Task statement => Each line of the material must reappear unchanged in the answer.
'''
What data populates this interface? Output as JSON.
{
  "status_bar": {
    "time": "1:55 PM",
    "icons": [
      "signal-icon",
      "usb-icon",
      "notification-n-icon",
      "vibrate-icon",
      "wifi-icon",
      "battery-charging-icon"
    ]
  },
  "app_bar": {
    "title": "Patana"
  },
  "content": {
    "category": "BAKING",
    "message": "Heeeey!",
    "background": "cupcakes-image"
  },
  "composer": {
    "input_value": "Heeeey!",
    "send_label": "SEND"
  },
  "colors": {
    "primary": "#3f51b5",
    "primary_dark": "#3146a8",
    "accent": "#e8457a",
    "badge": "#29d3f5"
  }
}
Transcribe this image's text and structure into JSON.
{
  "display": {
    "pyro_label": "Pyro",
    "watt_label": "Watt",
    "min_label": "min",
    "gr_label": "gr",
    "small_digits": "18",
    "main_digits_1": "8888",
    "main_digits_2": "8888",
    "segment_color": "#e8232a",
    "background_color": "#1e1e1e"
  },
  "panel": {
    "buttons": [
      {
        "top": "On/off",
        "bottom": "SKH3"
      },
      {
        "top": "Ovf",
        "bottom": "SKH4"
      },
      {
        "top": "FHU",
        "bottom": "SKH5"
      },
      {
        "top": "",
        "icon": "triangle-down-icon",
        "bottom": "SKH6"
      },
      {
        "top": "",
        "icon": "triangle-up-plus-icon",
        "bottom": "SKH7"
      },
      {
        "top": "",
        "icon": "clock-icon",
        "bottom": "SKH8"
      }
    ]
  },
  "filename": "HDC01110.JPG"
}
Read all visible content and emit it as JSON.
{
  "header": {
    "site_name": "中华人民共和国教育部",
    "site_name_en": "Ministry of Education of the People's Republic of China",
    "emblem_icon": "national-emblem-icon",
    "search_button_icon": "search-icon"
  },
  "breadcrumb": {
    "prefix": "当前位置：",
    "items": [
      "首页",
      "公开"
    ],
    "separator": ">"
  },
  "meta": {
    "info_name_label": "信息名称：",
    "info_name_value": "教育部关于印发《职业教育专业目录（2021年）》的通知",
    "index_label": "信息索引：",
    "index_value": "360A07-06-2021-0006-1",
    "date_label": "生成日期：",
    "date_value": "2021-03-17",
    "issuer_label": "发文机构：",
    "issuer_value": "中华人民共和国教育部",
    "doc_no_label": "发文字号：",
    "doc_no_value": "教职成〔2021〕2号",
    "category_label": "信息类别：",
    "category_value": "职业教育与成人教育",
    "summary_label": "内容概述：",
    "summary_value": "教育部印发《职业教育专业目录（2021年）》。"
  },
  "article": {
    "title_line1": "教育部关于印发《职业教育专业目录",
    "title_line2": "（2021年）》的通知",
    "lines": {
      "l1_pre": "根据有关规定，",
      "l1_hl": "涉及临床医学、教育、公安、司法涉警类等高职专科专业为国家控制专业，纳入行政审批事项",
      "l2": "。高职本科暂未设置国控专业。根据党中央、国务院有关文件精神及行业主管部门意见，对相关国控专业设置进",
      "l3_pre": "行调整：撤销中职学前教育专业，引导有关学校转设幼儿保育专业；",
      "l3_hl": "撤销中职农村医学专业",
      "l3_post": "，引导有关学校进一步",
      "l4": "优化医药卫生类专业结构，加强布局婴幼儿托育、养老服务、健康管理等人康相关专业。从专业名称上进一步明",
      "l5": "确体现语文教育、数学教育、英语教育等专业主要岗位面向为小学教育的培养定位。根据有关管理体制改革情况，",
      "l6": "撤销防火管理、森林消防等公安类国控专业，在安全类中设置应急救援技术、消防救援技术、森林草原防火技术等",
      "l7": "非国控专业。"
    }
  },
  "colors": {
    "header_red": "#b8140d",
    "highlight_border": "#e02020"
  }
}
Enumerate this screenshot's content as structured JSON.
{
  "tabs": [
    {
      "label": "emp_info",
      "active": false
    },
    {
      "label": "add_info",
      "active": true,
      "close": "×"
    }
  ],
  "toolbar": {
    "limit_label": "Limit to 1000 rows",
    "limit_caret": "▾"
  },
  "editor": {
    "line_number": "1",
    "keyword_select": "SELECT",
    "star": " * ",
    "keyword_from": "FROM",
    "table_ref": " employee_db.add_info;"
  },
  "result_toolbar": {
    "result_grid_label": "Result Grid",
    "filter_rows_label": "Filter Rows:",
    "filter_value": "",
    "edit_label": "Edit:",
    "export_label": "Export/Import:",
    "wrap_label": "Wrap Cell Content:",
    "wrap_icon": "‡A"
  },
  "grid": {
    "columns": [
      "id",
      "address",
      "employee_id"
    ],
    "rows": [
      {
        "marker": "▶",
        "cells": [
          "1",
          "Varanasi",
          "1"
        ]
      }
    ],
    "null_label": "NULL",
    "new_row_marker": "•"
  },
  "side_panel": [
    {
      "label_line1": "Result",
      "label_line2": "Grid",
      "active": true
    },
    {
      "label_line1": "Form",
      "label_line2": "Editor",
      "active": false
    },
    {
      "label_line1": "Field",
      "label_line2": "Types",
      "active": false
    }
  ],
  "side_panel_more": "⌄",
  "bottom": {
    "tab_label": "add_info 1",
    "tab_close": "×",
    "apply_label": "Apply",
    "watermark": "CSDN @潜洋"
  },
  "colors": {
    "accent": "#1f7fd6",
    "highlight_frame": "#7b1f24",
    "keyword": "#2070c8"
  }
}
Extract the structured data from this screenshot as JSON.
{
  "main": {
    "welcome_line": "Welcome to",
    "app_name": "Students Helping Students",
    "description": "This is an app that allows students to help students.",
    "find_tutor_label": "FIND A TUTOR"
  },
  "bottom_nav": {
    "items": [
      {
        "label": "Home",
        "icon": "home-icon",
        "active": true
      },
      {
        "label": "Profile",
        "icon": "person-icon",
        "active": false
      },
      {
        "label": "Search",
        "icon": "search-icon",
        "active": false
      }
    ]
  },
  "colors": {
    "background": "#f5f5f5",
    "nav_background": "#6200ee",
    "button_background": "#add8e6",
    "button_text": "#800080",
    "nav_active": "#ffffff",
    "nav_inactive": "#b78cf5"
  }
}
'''
Task result =>
What data populates this interface? Output as JSON.
{
  "status_bar": {
    "time": "1:55 PM",
    "icons": [
      "signal-icon",
      "usb-icon",
      "notification-n-icon",
      "vibrate-icon",
      "wifi-icon",
      "battery-charging-icon"
    ]
  },
  "app_bar": {
    "title": "Patana"
  },
  "content": {
    "category": "BAKING",
    "message": "Heeeey!",
    "background": "cupcakes-image"
  },
  "composer": {
    "input_value": "Heeeey!",
    "send_label": "SEND"
  },
  "colors": {
    "primary": "#3f51b5",
    "primary_dark": "#3146a8",
    "accent": "#e8457a",
    "badge": "#29d3f5"
  }
}
Transcribe this image's text and structure into JSON.
{
  "display": {
    "pyro_label": "Pyro",
    "watt_label": "Watt",
    "min_label": "min",
    "gr_label": "gr",
    "small_digits": "18",
    "main_digits_1": "8888",
    "main_digits_2": "8888",
    "segment_color": "#e8232a",
    "background_color": "#1e1e1e"
  },
  "panel": {
    "buttons": [
      {
        "top": "On/off",
        "bottom": "SKH3"
      },
      {
        "top": "Ovf",
        "bottom": "SKH4"
      },
      {
        "top": "FHU",
        "bottom": "SKH5"
      },
      {
        "top": "",
        "icon": "triangle-down-icon",
        "bottom": "SKH6"
      },
      {
        "top": "",
        "icon": "triangle-up-plus-icon",
        "bottom": "SKH7"
      },
      {
        "top": "",
        "icon": "clock-icon",
        "bottom": "SKH8"
      }
    ]
  },
  "filename": "HDC01110.JPG"
}
Read all visible content and emit it as JSON.
{
  "header": {
    "site_name": "中华人民共和国教育部",
    "site_name_en": "Ministry of Education of the People's Republic of China",
    "emblem_icon": "national-emblem-icon",
    "search_button_icon": "search-icon"
  },
  "breadcrumb": {
    "prefix": "当前位置：",
    "items": [
      "首页",
      "公开"
    ],
    "separator": ">"
  },
  "meta": {
    "info_name_label": "信息名称：",
    "info_name_value": "教育部关于印发《职业教育专业目录（2021年）》的通知",
    "index_label": "信息索引：",
    "index_value": "360A07-06-2021-0006-1",
    "date_label": "生成日期：",
    "date_value": "2021-03-17",
    "issuer_label": "发文机构：",
    "issuer_value": "中华人民共和国教育部",
    "doc_no_label": "发文字号：",
    "doc_no_value": "教职成〔2021〕2号",
    "category_label": "信息类别：",
    "category_value": "职业教育与成人教育",
    "summary_label": "内容概述：",
    "summary_value": "教育部印发《职业教育专业目录（2021年）》。"
  },
  "article": {
    "title_line1": "教育部关于印发《职业教育专业目录",
    "title_line2": "（2021年）》的通知",
    "lines": {
      "l1_pre": "根据有关规定，",
      "l1_hl": "涉及临床医学、教育、公安、司法涉警类等高职专科专业为国家控制专业，纳入行政审批事项",
      "l2": "。高职本科暂未设置国控专业。根据党中央、国务院有关文件精神及行业主管部门意见，对相关国控专业设置进",
      "l3_pre": "行调整：撤销中职学前教育专业，引导有关学校转设幼儿保育专业；",
      "l3_hl": "撤销中职农村医学专业",
      "l3_post": "，引导有关学校进一步",
      "l4": "优化医药卫生类专业结构，加强布局婴幼儿托育、养老服务、健康管理等人康相关专业。从专业名称上进一步明",
      "l5": "确体现语文教育、数学教育、英语教育等专业主要岗位面向为小学教育的培养定位。根据有关管理体制改革情况，",
      "l6": "撤销防火管理、森林消防等公安类国控专业，在安全类中设置应急救援技术、消防救援技术、森林草原防火技术等",
      "l7": "非国控专业。"
    }
  },
  "colors": {
    "header_red": "#b8140d",
    "highlight_border": "#e02020"
  }
}
Enumerate this screenshot's content as structured JSON.
{
  "tabs": [
    {
      "label": "emp_info",
      "active": false
    },
    {
      "label": "add_info",
      "active": true,
      "close": "×"
    }
  ],
  "toolbar": {
    "limit_label": "Limit to 1000 rows",
    "limit_caret": "▾"
  },
  "editor": {
    "line_number": "1",
    "keyword_select": "SELECT",
    "star": " * ",
    "keyword_from": "FROM",
    "table_ref": " employee_db.add_info;"
  },
  "result_toolbar": {
    "result_grid_label": "Result Grid",
    "filter_rows_label": "Filter Rows:",
    "filter_value": "",
    "edit_label": "Edit:",
    "export_label": "Export/Import:",
    "wrap_label": "Wrap Cell Content:",
    "wrap_icon": "‡A"
  },
  "grid": {
    "columns": [
      "id",
      "address",
      "employee_id"
    ],
    "rows": [
      {
        "marker": "▶",
        "cells": [
          "1",
          "Varanasi",
          "1"
        ]
      }
    ],
    "null_label": "NULL",
    "new_row_marker": "•"
  },
  "side_panel": [
    {
      "label_line1": "Result",
      "label_line2": "Grid",
      "active": true
    },
    {
      "label_line1": "Form",
      "label_line2": "Editor",
      "active": false
    },
    {
      "label_line1": "Field",
      "label_line2": "Types",
      "active": false
    }
  ],
  "side_panel_more": "⌄",
  "bottom": {
    "tab_label": "add_info 1",
    "tab_close": "×",
    "apply_label": "Apply",
    "watermark": "CSDN @潜洋"
  },
  "colors": {
    "accent": "#1f7fd6",
    "highlight_frame": "#7b1f24",
    "keyword": "#2070c8"
  }
}
Extract the structured data from this screenshot as JSON.
{
  "main": {
    "welcome_line": "Welcome to",
    "app_name": "Students Helping Students",
    "description": "This is an app that allows students to help students.",
    "find_tutor_label": "FIND A TUTOR"
  },
  "bottom_nav": {
    "items": [
      {
        "label": "Home",
        "icon": "home-icon",
        "active": true
      },
      {
        "label": "Profile",
        "icon": "person-icon",
        "active": false
      },
      {
        "label": "Search",
        "icon": "search-icon",
        "active": false
      }
    ]
  },
  "colors": {
    "background": "#f5f5f5",
    "nav_background": "#6200ee",
    "button_background": "#add8e6",
    "button_text": "#800080",
    "nav_active": "#ffffff",
    "nav_inactive": "#b78cf5"
  }
}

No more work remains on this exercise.